───── Material for this exercise ─────
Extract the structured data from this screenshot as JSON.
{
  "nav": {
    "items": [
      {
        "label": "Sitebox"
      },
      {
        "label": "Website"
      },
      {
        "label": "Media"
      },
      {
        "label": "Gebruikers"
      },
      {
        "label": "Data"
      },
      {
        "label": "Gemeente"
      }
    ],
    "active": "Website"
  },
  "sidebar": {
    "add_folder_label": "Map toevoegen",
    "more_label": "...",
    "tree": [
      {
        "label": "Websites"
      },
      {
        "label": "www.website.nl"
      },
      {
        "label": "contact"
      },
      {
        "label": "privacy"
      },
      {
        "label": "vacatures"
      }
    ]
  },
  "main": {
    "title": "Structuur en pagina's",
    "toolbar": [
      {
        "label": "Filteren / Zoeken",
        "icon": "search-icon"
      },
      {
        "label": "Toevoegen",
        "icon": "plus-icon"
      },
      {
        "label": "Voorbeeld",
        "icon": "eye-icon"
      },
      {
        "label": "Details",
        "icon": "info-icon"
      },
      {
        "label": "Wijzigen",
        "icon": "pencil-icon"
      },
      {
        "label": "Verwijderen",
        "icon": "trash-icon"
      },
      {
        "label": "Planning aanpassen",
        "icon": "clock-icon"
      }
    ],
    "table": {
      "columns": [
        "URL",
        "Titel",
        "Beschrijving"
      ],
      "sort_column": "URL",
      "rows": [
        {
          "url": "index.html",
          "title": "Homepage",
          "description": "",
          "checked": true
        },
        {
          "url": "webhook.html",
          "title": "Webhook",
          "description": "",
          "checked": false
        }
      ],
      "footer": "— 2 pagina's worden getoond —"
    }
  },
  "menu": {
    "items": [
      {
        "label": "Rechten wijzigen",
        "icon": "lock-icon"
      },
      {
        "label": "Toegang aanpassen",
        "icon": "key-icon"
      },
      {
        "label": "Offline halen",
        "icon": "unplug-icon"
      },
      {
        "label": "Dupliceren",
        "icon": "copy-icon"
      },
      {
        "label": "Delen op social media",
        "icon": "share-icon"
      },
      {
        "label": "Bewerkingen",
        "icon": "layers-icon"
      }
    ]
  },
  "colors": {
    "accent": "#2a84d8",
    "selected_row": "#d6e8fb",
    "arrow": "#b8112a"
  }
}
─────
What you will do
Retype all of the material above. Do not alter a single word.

Response box
Extract the structured data from this screenshot as JSON.
{
  "nav": {
    "items": [
      {
        "label": "Sitebox"
      },
      {
        "label": "Website"
      },
      {
        "label": "Media"
      },
      {
        "label": "Gebruikers"
      },
      {
        "label": "Data"
      },
      {
        "label": "Gemeente"
      }
    ],
    "active": "Website"
  },
  "sidebar": {
    "add_folder_label": "Map toevoegen",
    "more_label": "...",
    "tree": [
      {
        "label": "Websites"
      },
      {
        "label": "www.website.nl"
      },
      {
        "label": "contact"
      },
      {
        "label": "privacy"
      },
      {
        "label": "vacatures"
      }
    ]
  },
  "main": {
    "title": "Structuur en pagina's",
    "toolbar": [
      {
        "label": "Filteren / Zoeken",
        "icon": "search-icon"
      },
      {
        "label": "Toevoegen",
        "icon": "plus-icon"
      },
      {
        "label": "Voorbeeld",
        "icon": "eye-icon"
      },
      {
        "label": "Details",
        "icon": "info-icon"
      },
      {
        "label": "Wijzigen",
        "icon": "pencil-icon"
      },
      {
        "label": "Verwijderen",
        "icon": "trash-icon"
      },
      {
        "label": "Planning aanpassen",
        "icon": "clock-icon"
      }
    ],
    "table": {
      "columns": [
        "URL",
        "Titel",
        "Beschrijving"
      ],
      "sort_column": "URL",
      "rows": [
        {
          "url": "index.html",
          "title": "Homepage",
          "description": "",
          "checked": true
        },
        {
          "url": "webhook.html",
          "title": "Webhook",
          "description": "",
          "checked": false
        }
      ],
      "footer": "— 2 pagina's worden getoond —"
    }
  },
  "menu": {
    "items": [
      {
        "label": "Rechten wijzigen",
        "icon": "lock-icon"
      },
      {
        "label": "Toegang aanpassen",
        "icon": "key-icon"
      },
      {
        "label": "Offline halen",
        "icon": "unplug-icon"
      },
      {
        "label": "Dupliceren",
        "icon": "copy-icon"
      },
      {
        "label": "Delen op social media",
        "icon": "share-icon"
      },
      {
        "label": "Bewerkingen",
        "icon": "layers-icon"
      }
    ]
  },
  "colors": {
    "accent": "#2a84d8",
    "selected_row": "#d6e8fb",
    "arrow": "#b8112a"
  }
}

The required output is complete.